A plan is ultimately devised to escape using Ben's truck, which is out of fuel. There is a gas pump on the property but it is locked. A search of a corpse on the property produces a set of keys. Judy Rose, Tom, and Ben proceed up the hill toward the gas pump but their plan begins to unravel when Ben falls from the back of the truck and is left to defend himself against the undead. After discovering the key to the gas pump is not among the bunch they brought with them, Tom attempts to shoot the lock off. The falling gasoline is ignited, trailing after them in the truck. The resulting explosion kills both Tom and Judy.

Ben returns to the house to find things beginning to dissolve into chaos. Harry has wrestled Barbara's gun away from her and is now armed. Unbeknownst to the survivors upstairs, the Coopers' daughter Sarah has died from the bite on her arm and has become a zombie; she attacks and bites her distraught mother, who does not defend herself. When Sarah makes her way upstairs she triggers a shootout between her father, who is trying to protect her, and Ben and Barbara, who are trying to protect themselves. Both Ben and Harry are badly wounded, and Sarah is shot by Barbara. Harry retreats upstairs to the attic, while Ben makes his way to the cellar, where he shoots a reanimated Helen. Barbara leaves the house, now being overrun by the undead, to attempt to find help.

Barbara eventually joins a posse of locals who are attempting to clear the area of the undead. She returns with them to the farmhouse the next day to find Ben has died of his wounds and reanimated. He is shot in the head by one of the posse members. Harry emerges from the attic alive, Barbara kills him in a fit of rage and turns to leave the house, telling the vigilantes they have "another one for the fire." The film ends as Barbara watches the bodies being burned in the fire.

Cast[edit]

Production and release[edit]

The film was handled by the same team as the original, with the exception that directing duties were handled by famed special make-up effects artist Tom Savini, who originally signed up with hopes of doing the make-up effects as he was not able to for the original film. Romero served as producer for the remake, and he recruited some of the original camera and sound crew to participate. According to the study of the film in Cinemetrics website, the remake has exactly the same Average Shot Length (5.4 seconds) as that of the original film made in 1968.

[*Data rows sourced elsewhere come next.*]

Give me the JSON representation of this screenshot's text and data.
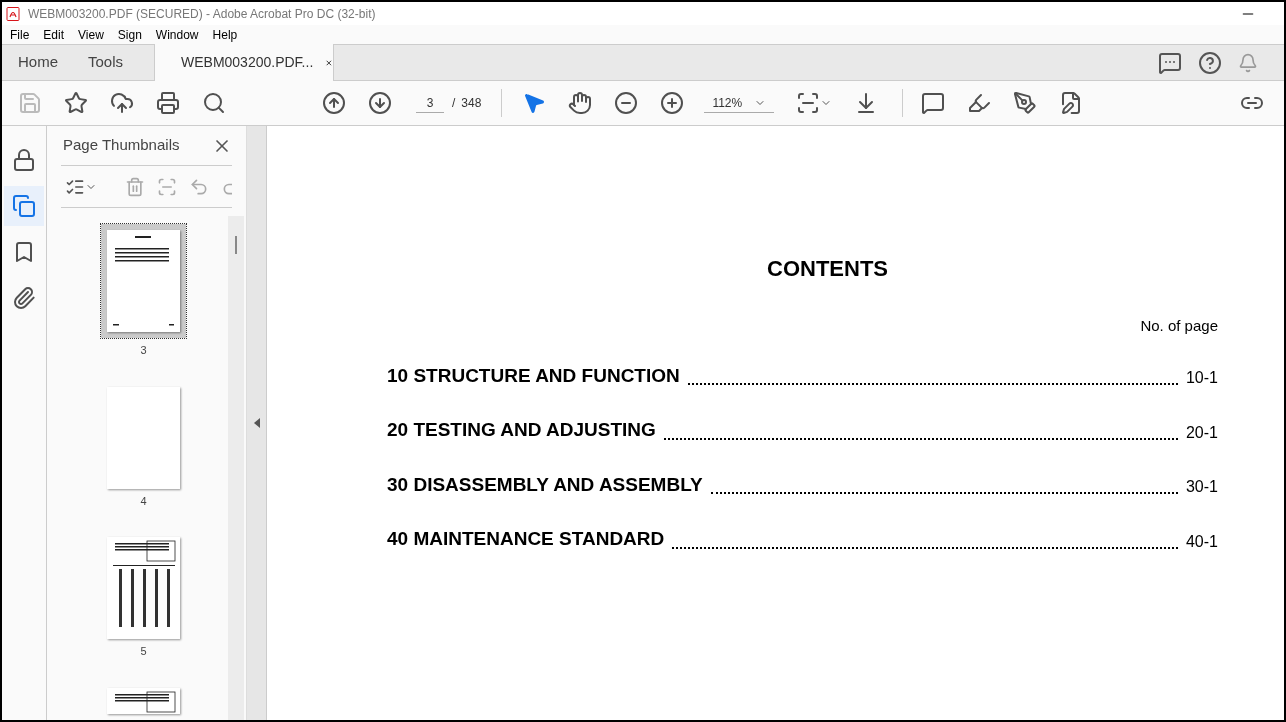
{
  "window": {
    "title": "WEBM003200.PDF (SECURED) - Adobe Acrobat Pro DC (32-bit)"
  },
  "menu": [
    "File",
    "Edit",
    "View",
    "Sign",
    "Window",
    "Help"
  ],
  "nav_tabs": [
    "Home",
    "Tools"
  ],
  "document_tab": {
    "label": "WEBM003200.PDF...",
    "selected": true
  },
  "toolbar": {
    "page": "3",
    "separator": "/",
    "page_count": "348",
    "zoom": "112%"
  },
  "rail": [
    {
      "kind": "lock",
      "selected": false
    },
    {
      "kind": "pages",
      "selected": true
    },
    {
      "kind": "bookmark",
      "selected": false
    },
    {
      "kind": "attachment",
      "selected": false
    }
  ],
  "panel": {
    "title": "Page Thumbnails"
  },
  "thumbnails": [
    {
      "kind": "contents",
      "label": "3",
      "selected": true
    },
    {
      "kind": "blank",
      "label": "4",
      "selected": false
    },
    {
      "kind": "table",
      "label": "5",
      "selected": false
    },
    {
      "kind": "table",
      "selected": false
    }
  ],
  "document": {
    "heading": "CONTENTS",
    "column_header": "No. of page",
    "entries": [
      {
        "title": "10 STRUCTURE AND FUNCTION",
        "page": "10-1"
      },
      {
        "title": "20 TESTING AND ADJUSTING",
        "page": "20-1"
      },
      {
        "title": "30 DISASSEMBLY AND ASSEMBLY",
        "page": "30-1"
      },
      {
        "title": "40 MAINTENANCE STANDARD",
        "page": "40-1"
      }
    ]
  }
}
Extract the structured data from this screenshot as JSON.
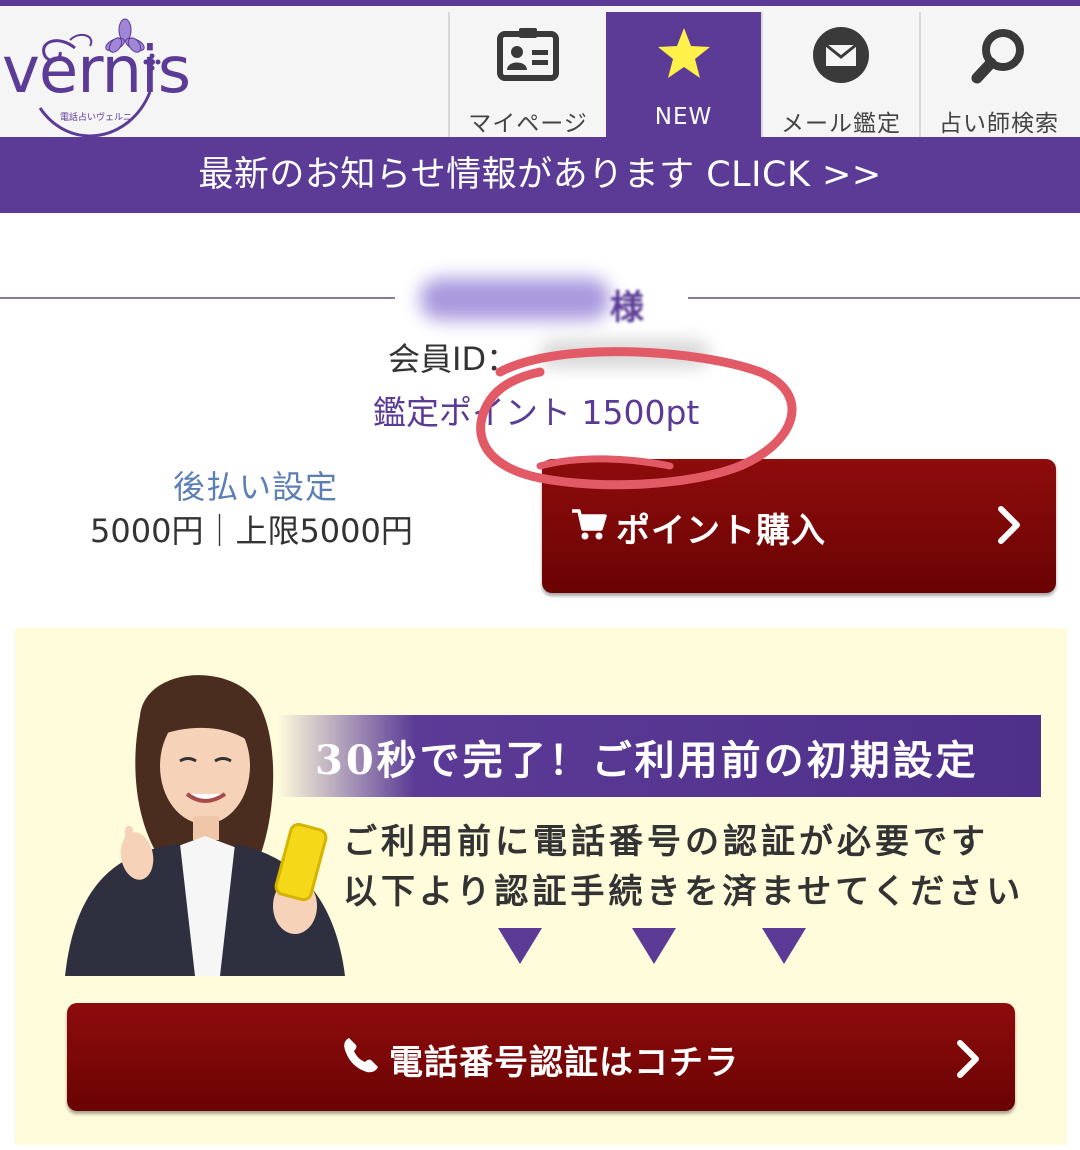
{
  "brand": {
    "logo_text": "vernis",
    "logo_tagline": "電話占いヴェルニ",
    "color_primary": "#5b3b96",
    "color_button": "#7c0606",
    "color_banner_bg": "#fffcdc"
  },
  "nav": {
    "items": [
      {
        "label": "マイページ",
        "icon": "id-card-icon"
      },
      {
        "label": "NEW",
        "icon": "star-icon",
        "active": true
      },
      {
        "label": "メール鑑定",
        "icon": "mail-icon"
      },
      {
        "label": "占い師検索",
        "icon": "search-icon"
      }
    ]
  },
  "news_bar": {
    "text": "最新のお知らせ情報があります CLICK >>"
  },
  "member": {
    "name_suffix": "様",
    "id_label": "会員ID：",
    "points_text": "鑑定ポイント 1500pt",
    "deferred_label": "後払い設定",
    "deferred_amount": "5000円｜上限5000円"
  },
  "purchase_button": {
    "label": "ポイント購入",
    "icon": "cart-icon"
  },
  "banner": {
    "title": "30秒で完了！ご利用前の初期設定",
    "line1": "ご利用前に電話番号の認証が必要です",
    "line2": "以下より認証手続きを済ませてください",
    "button_label": "電話番号認証はコチラ",
    "button_icon": "phone-icon"
  }
}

In addition to this, two stars of the original film make cameo appearances during the climax. Bill Cardille, plays a TV reporter, much as he did in the 1968 version, and he is seen interviewing Sheriff McClelland, played by the original Johnny, Russell Streiner. Streiner, who also produced the original, acted as executive producer on the remake.

To avoid an NC-17 rating, Savini had to cut several scenes from the film, some of which can be seen on the DVD. Savini sometimes shows the entirety of the cut scenes at conventions. A Blu-ray version was released in a limited edition of 3,000 in October 2012 by Twilight Time.

Reception[edit]

Initial reaction to this remake was mixed to mostly negative. Roger Ebert awarded the film a mere one star out of a possible four stars.[3] Leonard Maltin assigned it two out of four stars.[4] More recent criticism has been more appreciative, however; as of 2014, the film currently holds a 68% "fresh" approval rating on Rotten Tomatoes.

References[edit]

External links[edit]